First is call risk. For each of the preferred stocks listed above, the issuing company has a call option roughly five years after the issue date. When a preferred stock is called, the owner is paid back at the par value of the stock. Given that all five stocks listed above are trading at a premium to par, this is something that should be considered in the context of the yield that you are receiving when making any investment decision. Moreover, the reinvestment risk once the preferred stock becomes callable should also be considered. With all of this being said, just because a preferred stock becomes callable does not necessarily mean that it will be called right away if at all. To this point, there are other preferred stocks from the same companies listed above that have been callable for months if not years that have yet to be called. Thus, this risk should be evaluated on a case by case basis.
A second risk is liquidity risk. Many preferred stocks have lower average daily trading volumes relative to their common stock counterparts. As a result, if you are considering purchasing or selling an individual preferred stock, it is typically best to do so with limit orders, as the bid-ask spreads can become as wide as five to ten cents or more at any given point in time. Executing a purchase or a sale of a preferred stock using a limit order helps ensure better price realization. Taking this liquidity risk point a step further, you may also want to make sure that you are comfortable holding any preferred stock position that you own for an extended period of time if necessary in the event we were to see any type of repeat of the financial crisis episode of late 2008.
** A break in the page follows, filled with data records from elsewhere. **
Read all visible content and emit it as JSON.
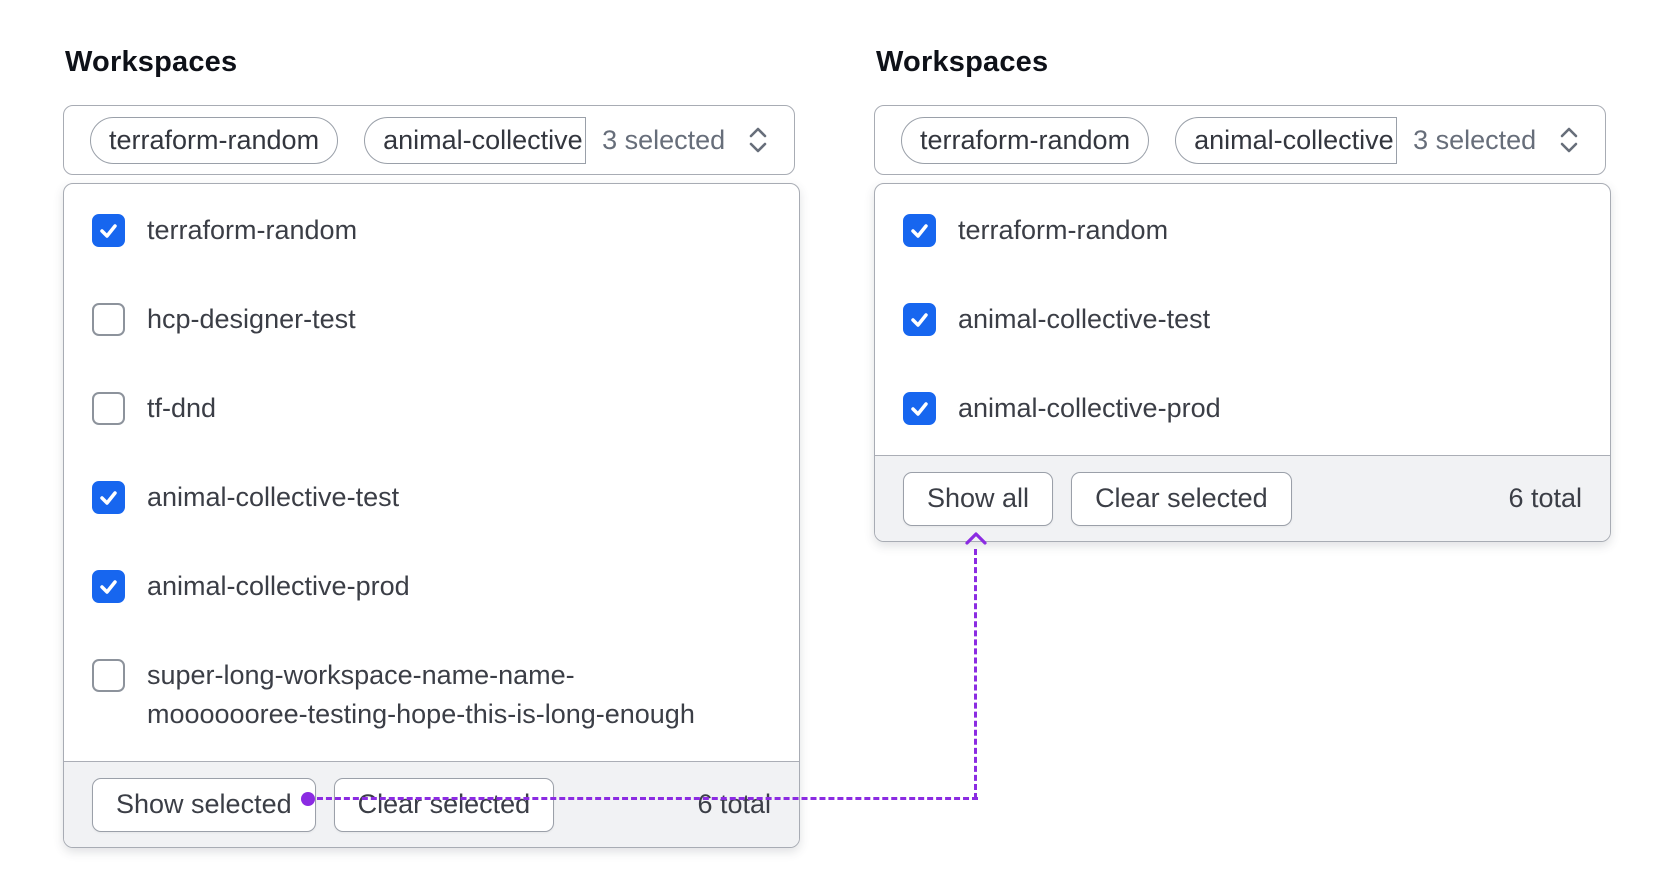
{
  "accent": {
    "checkbox_blue": "#1766ef",
    "annotation_purple": "#8b2be2"
  },
  "panels": [
    {
      "title": "Workspaces",
      "toggle": {
        "pills": [
          "terraform-random",
          "animal-collective"
        ],
        "count_label": "3 selected",
        "chevron_icon": "chevron-up-down"
      },
      "items": [
        {
          "label": "terraform-random",
          "checked": true
        },
        {
          "label": "hcp-designer-test",
          "checked": false
        },
        {
          "label": "tf-dnd",
          "checked": false
        },
        {
          "label": "animal-collective-test",
          "checked": true
        },
        {
          "label": "animal-collective-prod",
          "checked": true
        },
        {
          "label": "super-long-workspace-name-name-mooooooree-testing-hope-this-is-long-enough",
          "checked": false
        }
      ],
      "footer": {
        "buttons": [
          "Show selected",
          "Clear selected"
        ],
        "total_label": "6 total"
      }
    },
    {
      "title": "Workspaces",
      "toggle": {
        "pills": [
          "terraform-random",
          "animal-collective"
        ],
        "count_label": "3 selected",
        "chevron_icon": "chevron-up-down"
      },
      "items": [
        {
          "label": "terraform-random",
          "checked": true
        },
        {
          "label": "animal-collective-test",
          "checked": true
        },
        {
          "label": "animal-collective-prod",
          "checked": true
        }
      ],
      "footer": {
        "buttons": [
          "Show all",
          "Clear selected"
        ],
        "total_label": "6 total"
      }
    }
  ]
}
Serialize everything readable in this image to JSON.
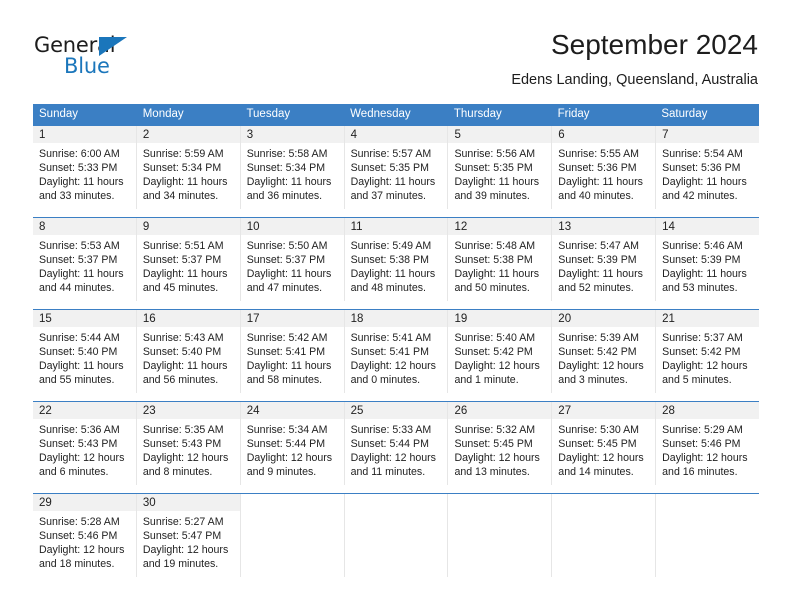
{
  "brand": {
    "name_part1": "General",
    "name_part2": "Blue",
    "triangle_color": "#1b76bb"
  },
  "header": {
    "title": "September 2024",
    "subtitle": "Edens Landing, Queensland, Australia"
  },
  "theme": {
    "header_blue": "#3b7fc4",
    "day_number_band": "#f1f1f1",
    "cell_border": "#e6e6e6",
    "text": "#222222"
  },
  "weekdays": [
    "Sunday",
    "Monday",
    "Tuesday",
    "Wednesday",
    "Thursday",
    "Friday",
    "Saturday"
  ],
  "weeks": [
    [
      {
        "day": "1",
        "sunrise": "Sunrise: 6:00 AM",
        "sunset": "Sunset: 5:33 PM",
        "daylight1": "Daylight: 11 hours",
        "daylight2": "and 33 minutes."
      },
      {
        "day": "2",
        "sunrise": "Sunrise: 5:59 AM",
        "sunset": "Sunset: 5:34 PM",
        "daylight1": "Daylight: 11 hours",
        "daylight2": "and 34 minutes."
      },
      {
        "day": "3",
        "sunrise": "Sunrise: 5:58 AM",
        "sunset": "Sunset: 5:34 PM",
        "daylight1": "Daylight: 11 hours",
        "daylight2": "and 36 minutes."
      },
      {
        "day": "4",
        "sunrise": "Sunrise: 5:57 AM",
        "sunset": "Sunset: 5:35 PM",
        "daylight1": "Daylight: 11 hours",
        "daylight2": "and 37 minutes."
      },
      {
        "day": "5",
        "sunrise": "Sunrise: 5:56 AM",
        "sunset": "Sunset: 5:35 PM",
        "daylight1": "Daylight: 11 hours",
        "daylight2": "and 39 minutes."
      },
      {
        "day": "6",
        "sunrise": "Sunrise: 5:55 AM",
        "sunset": "Sunset: 5:36 PM",
        "daylight1": "Daylight: 11 hours",
        "daylight2": "and 40 minutes."
      },
      {
        "day": "7",
        "sunrise": "Sunrise: 5:54 AM",
        "sunset": "Sunset: 5:36 PM",
        "daylight1": "Daylight: 11 hours",
        "daylight2": "and 42 minutes."
      }
    ],
    [
      {
        "day": "8",
        "sunrise": "Sunrise: 5:53 AM",
        "sunset": "Sunset: 5:37 PM",
        "daylight1": "Daylight: 11 hours",
        "daylight2": "and 44 minutes."
      },
      {
        "day": "9",
        "sunrise": "Sunrise: 5:51 AM",
        "sunset": "Sunset: 5:37 PM",
        "daylight1": "Daylight: 11 hours",
        "daylight2": "and 45 minutes."
      },
      {
        "day": "10",
        "sunrise": "Sunrise: 5:50 AM",
        "sunset": "Sunset: 5:37 PM",
        "daylight1": "Daylight: 11 hours",
        "daylight2": "and 47 minutes."
      },
      {
        "day": "11",
        "sunrise": "Sunrise: 5:49 AM",
        "sunset": "Sunset: 5:38 PM",
        "daylight1": "Daylight: 11 hours",
        "daylight2": "and 48 minutes."
      },
      {
        "day": "12",
        "sunrise": "Sunrise: 5:48 AM",
        "sunset": "Sunset: 5:38 PM",
        "daylight1": "Daylight: 11 hours",
        "daylight2": "and 50 minutes."
      },
      {
        "day": "13",
        "sunrise": "Sunrise: 5:47 AM",
        "sunset": "Sunset: 5:39 PM",
        "daylight1": "Daylight: 11 hours",
        "daylight2": "and 52 minutes."
      },
      {
        "day": "14",
        "sunrise": "Sunrise: 5:46 AM",
        "sunset": "Sunset: 5:39 PM",
        "daylight1": "Daylight: 11 hours",
        "daylight2": "and 53 minutes."
      }
    ],
    [
      {
        "day": "15",
        "sunrise": "Sunrise: 5:44 AM",
        "sunset": "Sunset: 5:40 PM",
        "daylight1": "Daylight: 11 hours",
        "daylight2": "and 55 minutes."
      },
      {
        "day": "16",
        "sunrise": "Sunrise: 5:43 AM",
        "sunset": "Sunset: 5:40 PM",
        "daylight1": "Daylight: 11 hours",
        "daylight2": "and 56 minutes."
      },
      {
        "day": "17",
        "sunrise": "Sunrise: 5:42 AM",
        "sunset": "Sunset: 5:41 PM",
        "daylight1": "Daylight: 11 hours",
        "daylight2": "and 58 minutes."
      },
      {
        "day": "18",
        "sunrise": "Sunrise: 5:41 AM",
        "sunset": "Sunset: 5:41 PM",
        "daylight1": "Daylight: 12 hours",
        "daylight2": "and 0 minutes."
      },
      {
        "day": "19",
        "sunrise": "Sunrise: 5:40 AM",
        "sunset": "Sunset: 5:42 PM",
        "daylight1": "Daylight: 12 hours",
        "daylight2": "and 1 minute."
      },
      {
        "day": "20",
        "sunrise": "Sunrise: 5:39 AM",
        "sunset": "Sunset: 5:42 PM",
        "daylight1": "Daylight: 12 hours",
        "daylight2": "and 3 minutes."
      },
      {
        "day": "21",
        "sunrise": "Sunrise: 5:37 AM",
        "sunset": "Sunset: 5:42 PM",
        "daylight1": "Daylight: 12 hours",
        "daylight2": "and 5 minutes."
      }
    ],
    [
      {
        "day": "22",
        "sunrise": "Sunrise: 5:36 AM",
        "sunset": "Sunset: 5:43 PM",
        "daylight1": "Daylight: 12 hours",
        "daylight2": "and 6 minutes."
      },
      {
        "day": "23",
        "sunrise": "Sunrise: 5:35 AM",
        "sunset": "Sunset: 5:43 PM",
        "daylight1": "Daylight: 12 hours",
        "daylight2": "and 8 minutes."
      },
      {
        "day": "24",
        "sunrise": "Sunrise: 5:34 AM",
        "sunset": "Sunset: 5:44 PM",
        "daylight1": "Daylight: 12 hours",
        "daylight2": "and 9 minutes."
      },
      {
        "day": "25",
        "sunrise": "Sunrise: 5:33 AM",
        "sunset": "Sunset: 5:44 PM",
        "daylight1": "Daylight: 12 hours",
        "daylight2": "and 11 minutes."
      },
      {
        "day": "26",
        "sunrise": "Sunrise: 5:32 AM",
        "sunset": "Sunset: 5:45 PM",
        "daylight1": "Daylight: 12 hours",
        "daylight2": "and 13 minutes."
      },
      {
        "day": "27",
        "sunrise": "Sunrise: 5:30 AM",
        "sunset": "Sunset: 5:45 PM",
        "daylight1": "Daylight: 12 hours",
        "daylight2": "and 14 minutes."
      },
      {
        "day": "28",
        "sunrise": "Sunrise: 5:29 AM",
        "sunset": "Sunset: 5:46 PM",
        "daylight1": "Daylight: 12 hours",
        "daylight2": "and 16 minutes."
      }
    ],
    [
      {
        "day": "29",
        "sunrise": "Sunrise: 5:28 AM",
        "sunset": "Sunset: 5:46 PM",
        "daylight1": "Daylight: 12 hours",
        "daylight2": "and 18 minutes."
      },
      {
        "day": "30",
        "sunrise": "Sunrise: 5:27 AM",
        "sunset": "Sunset: 5:47 PM",
        "daylight1": "Daylight: 12 hours",
        "daylight2": "and 19 minutes."
      },
      {
        "day": "",
        "sunrise": "",
        "sunset": "",
        "daylight1": "",
        "daylight2": ""
      },
      {
        "day": "",
        "sunrise": "",
        "sunset": "",
        "daylight1": "",
        "daylight2": ""
      },
      {
        "day": "",
        "sunrise": "",
        "sunset": "",
        "daylight1": "",
        "daylight2": ""
      },
      {
        "day": "",
        "sunrise": "",
        "sunset": "",
        "daylight1": "",
        "daylight2": ""
      },
      {
        "day": "",
        "sunrise": "",
        "sunset": "",
        "daylight1": "",
        "daylight2": ""
      }
    ]
  ]
}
One final point from an opportunistic standpoint when considering investing in preferred stocks including those listed in this post. Yield is not the only way to generate a rate of return when investing in preferred stocks. Just as with common stocks, you can also invest in preferred stocks with the objective of generating a capital gain on your investment. Similar to their common stock counterparts, preferred stocks experience price changes on the major exchanges throughout every single trading day. Preferred stocks move in channels and can become oversold and overbought at any given point in time. A look at any of the price charts included in this post shows that the opportunity to realize capital gains of +10% or more have presented themselves with frequency even over fairly short-term periods of time. As a result, it is worthwhile to view these holdings from a trading perspective as well to further enhance returns, particularly for qualified accounts such as an IRA.
Disclosure: Although I have no positions in any of the above at present, I have owned each of the preferred stocks on this list in the past and would consider owning each in the future if attractive entry points presented themselves. I have also owned in the past the common stock associated with each listing above.
Disclaimer: This post is for information purposes only. There are risks involved with investing including loss of principal. Gerring Wealth Management (GWM) makes no explicit or implicit guarantee with respect to performance or the outcome of any investment or projections made by GWM. There is no guarantee that the goals of the strategies discussed by GWM will be met.